Selloi

From Wikipedia, the free encyclopedia
Jump to: navigation, search

The Selloi were inhabitants of Epirus in ancient Greece, in a region between Dodona — site of the oldest reported oracle — and the Achelous river; Aristotle named the area ancient Hellas. A group who were formerly called Graeci (Graikoi) and later Hellenes lived there as well.[1] According to Homer, they were priests of the Dodonian Zeus.[2] and the word probably means "sacrificers" (compare Gothic saljan, "present, sacrifice").[3]

Selloi were the priests of Dodonian Zeus[4] There is currently no satisfactory etymology of the name Hellenes. Some scholars assert that the name Selloi changed to Sellanes and then to Hellanes/Hellenes. [3] The name may probably be compared with Proto-Indo-European *sa(e)wol, soh2wol, Latin sol, Greek helios, and Sanskrit suryah.) [5]

See also[edit]

References[edit]

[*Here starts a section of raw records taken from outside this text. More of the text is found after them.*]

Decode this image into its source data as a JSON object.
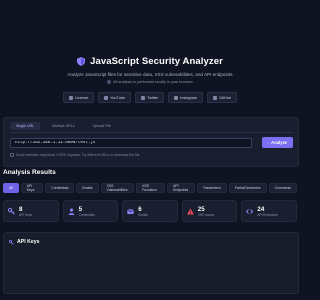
{
  "header": {
    "title": "JavaScript Security Analyzer",
    "subtitle": "Analyze JavaScript files for sensitive data, XSS vulnerabilities, and API endpoints",
    "note": "All analysis is performed locally in your browser"
  },
  "social": [
    {
      "label": "License",
      "icon": "license-icon"
    },
    {
      "label": "YouTube",
      "icon": "youtube-icon"
    },
    {
      "label": "Twitter",
      "icon": "twitter-icon"
    },
    {
      "label": "Instagram",
      "icon": "instagram-icon"
    },
    {
      "label": "GitHub",
      "icon": "github-icon"
    }
  ],
  "input": {
    "tabs": [
      "Single URL",
      "Multiple URLs",
      "Upload File"
    ],
    "active_tab": 0,
    "url_value": "http://192.168.1.12:5000/test.js",
    "analyze_label": "Analyze",
    "hint": "Some websites may block CORS requests. Try different URLs or download the file."
  },
  "results": {
    "title": "Analysis Results",
    "filters": [
      "All",
      "API Keys",
      "Credentials",
      "Emails",
      "XSS Vulnerabilities",
      "XSS Functions",
      "API Endpoints",
      "Parameters",
      "Paths/Directories",
      "Comments"
    ],
    "active_filter": 0,
    "stats": [
      {
        "value": "8",
        "label": "API Keys",
        "icon": "key-icon",
        "color": "#8f83ff"
      },
      {
        "value": "5",
        "label": "Credentials",
        "icon": "user-icon",
        "color": "#8f83ff"
      },
      {
        "value": "6",
        "label": "Emails",
        "icon": "envelope-icon",
        "color": "#8f83ff"
      },
      {
        "value": "25",
        "label": "XSS Issues",
        "icon": "warning-icon",
        "color": "#ef4b5b"
      },
      {
        "value": "24",
        "label": "API Endpoints",
        "icon": "code-icon",
        "color": "#8f83ff"
      }
    ],
    "section_title": "API Keys"
  },
  "colors": {
    "accent": "#7b6ff2",
    "background": "#0f1322",
    "danger": "#ef4b5b"
  }
}
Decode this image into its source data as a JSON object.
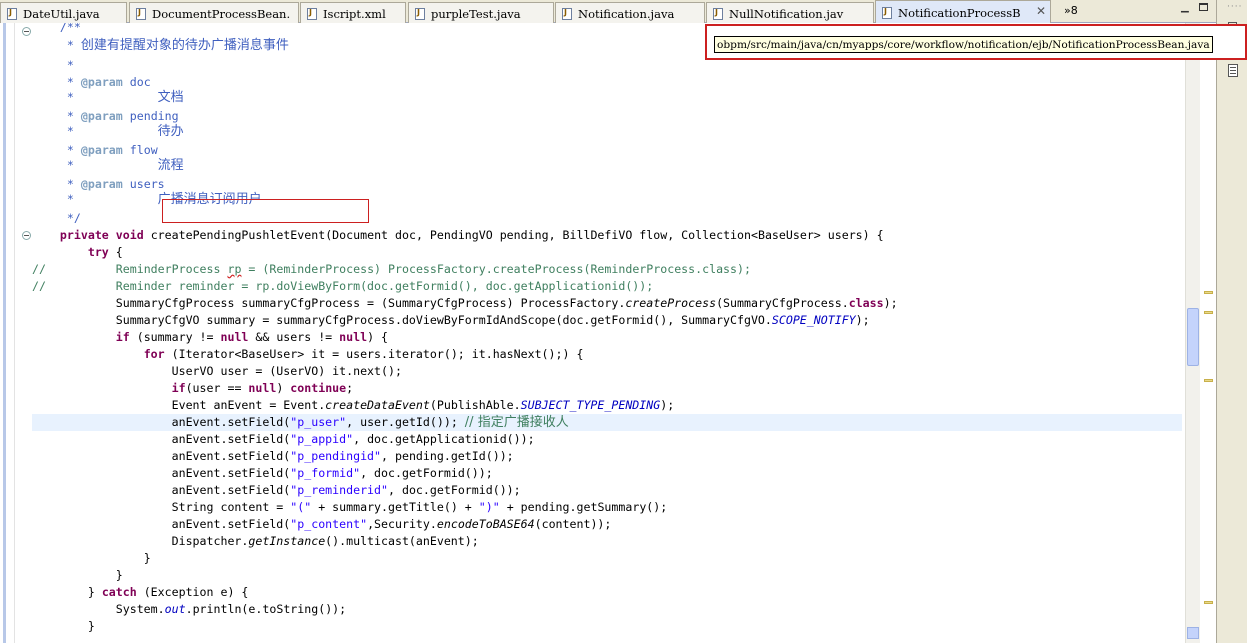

  1. ^ Aristotle:Meteorologica Book 1 Part 14
  2. ^ "King Zeus, lord of Dodona, god of the Pelasgi, who dwellest afar, you who hold wintry Dodona in your sway, where your prophets the Selloi dwell around you."Homer, Iliad book 16,233-235
  3. ^ a b Beekes entry 6701: Selloi.Greek Etymological Dictionary
  4. ^ Homer, Iliad 16.233–35: "King Zeus, lord of Dodona, ... you who hold wintry Dodona in your sway, where your prophets the Selloi dwell around you."
  5. ^ Online Etymology Dictionary. "Sol"